My partner and I opened Motor City Bar on Ludlow Street in July of 1996.  If anyone tries to tell you that running a bar is demanding work, they are flat out lying.  Sure there were the yearly stressful visits from the health department earning every penny of their salary off the ridiculous fines, the occasional ominous looking taxman envelope, those 2 bizarre times when a phony “city official” conned his way past our vigilant porters and stole the Friday night haul, but overall it is a good time job.

And the happier you are, the happy the patrons.  
The happiness bounces off the walls! 

From that fateful day in July 1996, 
Motor City was open 4pm to 4am everyday for real.  

We hosted birthdays and benefits, rock stars and regulars, the occasional wedding reception, some really fun anniversaries and tried to showcase a band or two but the sound was always terrible and the conditions cramped.  When nyc experienced the black out that one summer, we stayed open with candles and a battery powered turntable.  (The police were mad).  On September 11, we opened early and served some of the dazed people walking up from downtown.  We couldn't get deliveries for a week but as long as we had beer and ice we were open.  When hurricane Sandy hit the east coast we were the only ones on the street open (our basement wasn’t even damp). 

I go into bars now and mainly what I see is a TV on every wall, always on, always blazing.  Motor City was the anti - TV bar (save for the occasional Detroit playoff game when someone would demand we drag up our crummy old donated 24” tube).  It was our vision that you go to a bar, have a drink, talk to a stranger maybe make a friend or a mortal enemy.  And it worked like a charm.  Lots of people met their husbands/wives/life partners there.  

I count 15 weddings amongst customers and employees which is pretty good.  Breakups happened too.  Memorials.  Babies.   if you hung out there long enough – and it didn’t take very long - you became family.

So now we come to the end.  It is bittersweet; the neighborhood has changed a lot and all the regulars have long since moved away to less expensive digs, and the hipsters and artists have gotten older or been replaced by a more white collar hipster and artist crowd.

The bar never changed in 18 years.   

It spoke to the unpretentious at heart, 
and that is its legacy and why I think it will be missed.  

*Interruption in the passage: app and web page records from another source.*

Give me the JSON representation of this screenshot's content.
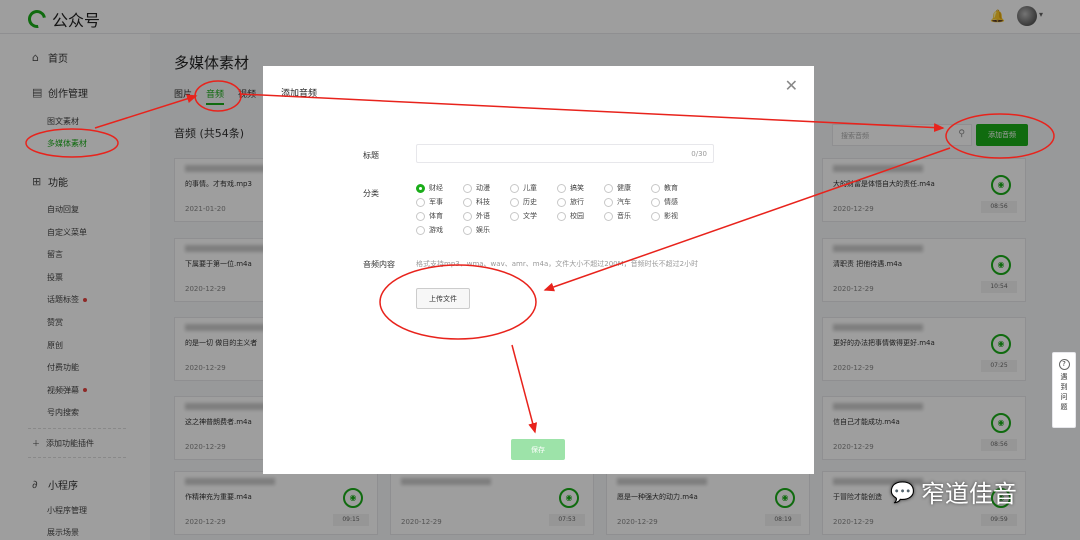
{
  "app": {
    "title": "公众号"
  },
  "sidebar": {
    "home": "首页",
    "creation": "创作管理",
    "creation_items": [
      "图文素材",
      "多媒体素材"
    ],
    "features": "功能",
    "feature_items": [
      {
        "label": "自动回复",
        "dot": false
      },
      {
        "label": "自定义菜单",
        "dot": false
      },
      {
        "label": "留言",
        "dot": false
      },
      {
        "label": "投票",
        "dot": false
      },
      {
        "label": "话题标签",
        "dot": true
      },
      {
        "label": "赞赏",
        "dot": false
      },
      {
        "label": "原创",
        "dot": false
      },
      {
        "label": "付费功能",
        "dot": false
      },
      {
        "label": "视频弹幕",
        "dot": true
      },
      {
        "label": "号内搜索",
        "dot": false
      }
    ],
    "add_plugin": "添加功能插件",
    "mini_program": "小程序",
    "mini_items": [
      "小程序管理",
      "展示场景"
    ]
  },
  "main": {
    "title": "多媒体素材",
    "tabs": [
      "图片",
      "音频",
      "视频"
    ],
    "count": "音频  (共54条)",
    "search_placeholder": "搜索音频",
    "add_button": "添加音频"
  },
  "cards": [
    {
      "title": "的事情。才有戏.mp3",
      "date": "2021-01-20",
      "dur": ""
    },
    {
      "title": "大的财富是体悟自大的责任.m4a",
      "date": "2020-12-29",
      "dur": "08:56"
    },
    {
      "title": "下属要于第一位.m4a",
      "date": "2020-12-29",
      "dur": ""
    },
    {
      "title": "清职责 把他待遇.m4a",
      "date": "2020-12-29",
      "dur": "10:54"
    },
    {
      "title": "的是一切 做目的主义者",
      "date": "2020-12-29",
      "dur": ""
    },
    {
      "title": "更好的办法把事情做得更好.m4a",
      "date": "2020-12-29",
      "dur": "07:25"
    },
    {
      "title": "这之神普朗费者.m4a",
      "date": "2020-12-29",
      "dur": ""
    },
    {
      "title": "信自己才能成功.m4a",
      "date": "2020-12-29",
      "dur": "08:56"
    },
    {
      "title": "作精神充为重要.m4a",
      "date": "2020-12-29",
      "dur": "09:15"
    },
    {
      "title": "",
      "date": "2020-12-29",
      "dur": "07:53"
    },
    {
      "title": "愿是一种强大的动力.m4a",
      "date": "2020-12-29",
      "dur": "08:19"
    },
    {
      "title": "于冒险才能创造",
      "date": "2020-12-29",
      "dur": "09:59"
    }
  ],
  "dialog": {
    "title": "添加音频",
    "label_title": "标题",
    "title_counter": "0/30",
    "label_category": "分类",
    "categories": [
      "财经",
      "动漫",
      "儿童",
      "搞笑",
      "健康",
      "教育",
      "军事",
      "科技",
      "历史",
      "旅行",
      "汽车",
      "情感",
      "体育",
      "外语",
      "文学",
      "校园",
      "音乐",
      "影视",
      "游戏",
      "娱乐"
    ],
    "selected_category": "财经",
    "label_content": "音频内容",
    "hint": "格式支持mp3、wma、wav、amr、m4a，文件大小不超过200M，音频时长不超过2小时",
    "upload": "上传文件",
    "save": "保存"
  },
  "help": {
    "label": "遇到问题"
  },
  "watermark": {
    "text": "窄道佳音"
  },
  "colors": {
    "brand": "#1aad19",
    "annotation": "#e8231c"
  }
}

In a city with “pop up” everything and martini bars on every corner, it was good to have a place you knew was open, where the beer was cheap, where you could get a seat,  the drinkers and bartenders  were recognizable and you could feel comfortable.  

After almost 2 decades I will miss it dearly.  So before the last drink is poured at midnight on June 30, a very very heartful thanks to everyone – the employees and the patrons- that treated the place like their own and loved it like I loved it.  

RIP Motor City! - Teresa Farnell

go to 6:43 in the video for a visit to MCB